### THE PROBLEM
Should a line below contain the word "JSON", report it.

•••

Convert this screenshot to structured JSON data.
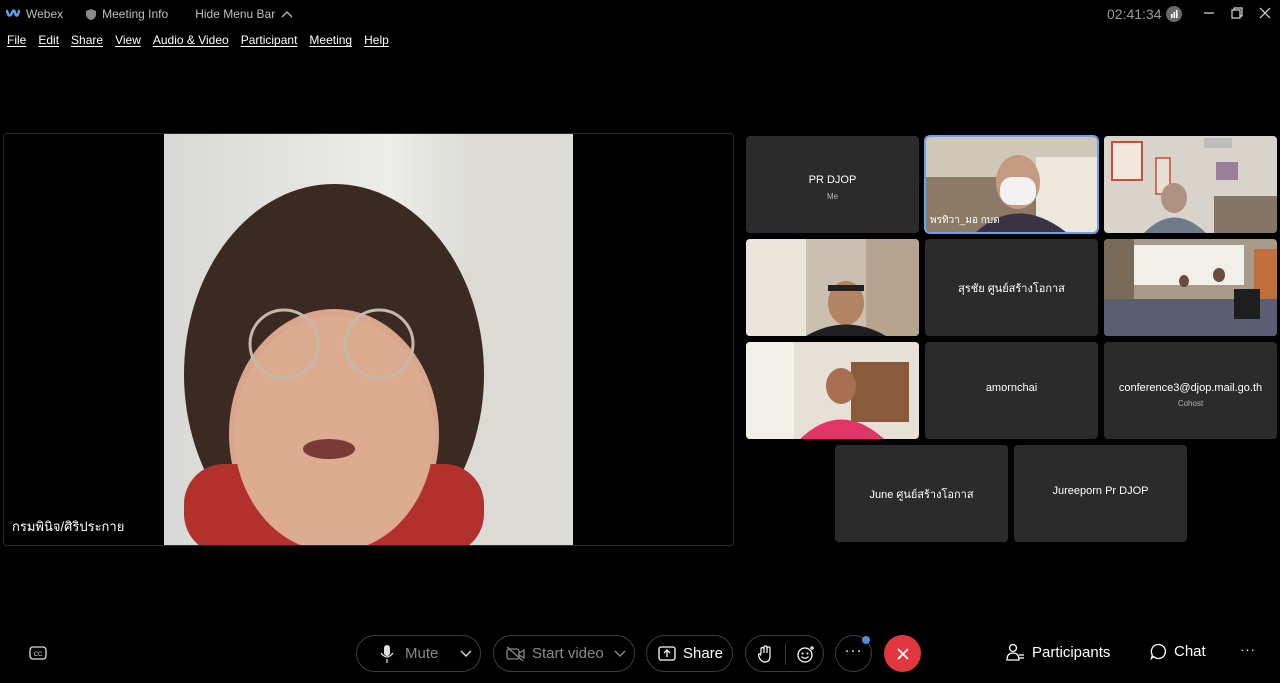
{
  "titlebar": {
    "app_name": "Webex",
    "meeting_info": "Meeting Info",
    "hide_menu": "Hide Menu Bar",
    "clock": "02:41:34"
  },
  "menu": {
    "items": [
      "File",
      "Edit",
      "Share",
      "View",
      "Audio & Video",
      "Participant",
      "Meeting",
      "Help"
    ]
  },
  "stage": {
    "speaker_name": "กรมพินิจ/ศิริประกาย"
  },
  "tiles": [
    {
      "name": "PR DJOP",
      "sub": "Me",
      "video": false
    },
    {
      "name": "พรทิวา_มอ กบด",
      "video": true
    },
    {
      "name": "",
      "video": true
    },
    {
      "name": "",
      "video": true
    },
    {
      "name": "สุรชัย ศูนย์สร้างโอกาส",
      "video": false
    },
    {
      "name": "",
      "video": true
    },
    {
      "name": "",
      "video": true
    },
    {
      "name": "amornchai",
      "video": false
    },
    {
      "name": "conference3@djop.mail.go.th",
      "sub": "Cohost",
      "video": false
    },
    {
      "name": "June ศูนย์สร้างโอกาส",
      "video": false
    },
    {
      "name": "Jureeporn Pr DJOP",
      "video": false
    }
  ],
  "toolbar": {
    "mute": "Mute",
    "start_video": "Start video",
    "share": "Share",
    "participants": "Participants",
    "chat": "Chat",
    "more": "···"
  },
  "colors": {
    "end_call": "#e0383e",
    "active_border": "#6aa3e6",
    "tile_bg": "#2b2b2b",
    "notify_dot": "#4a90e2"
  }
}
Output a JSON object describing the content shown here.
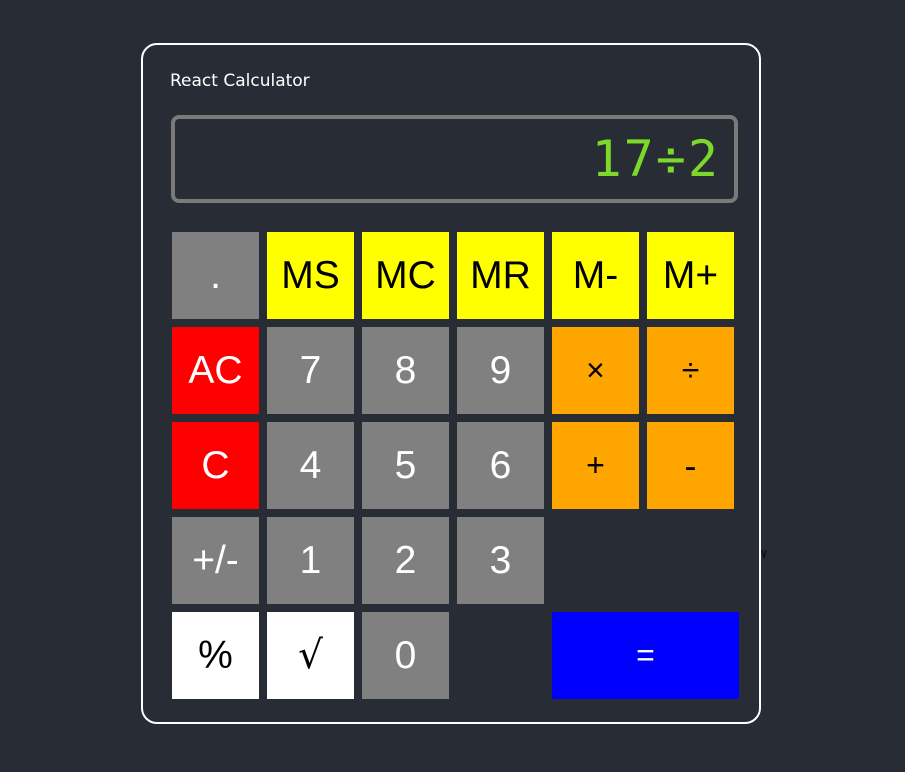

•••

### FINISHED TASK
Convert this screenshot to structured JSON data.
Output a JSON object describing the content shown here.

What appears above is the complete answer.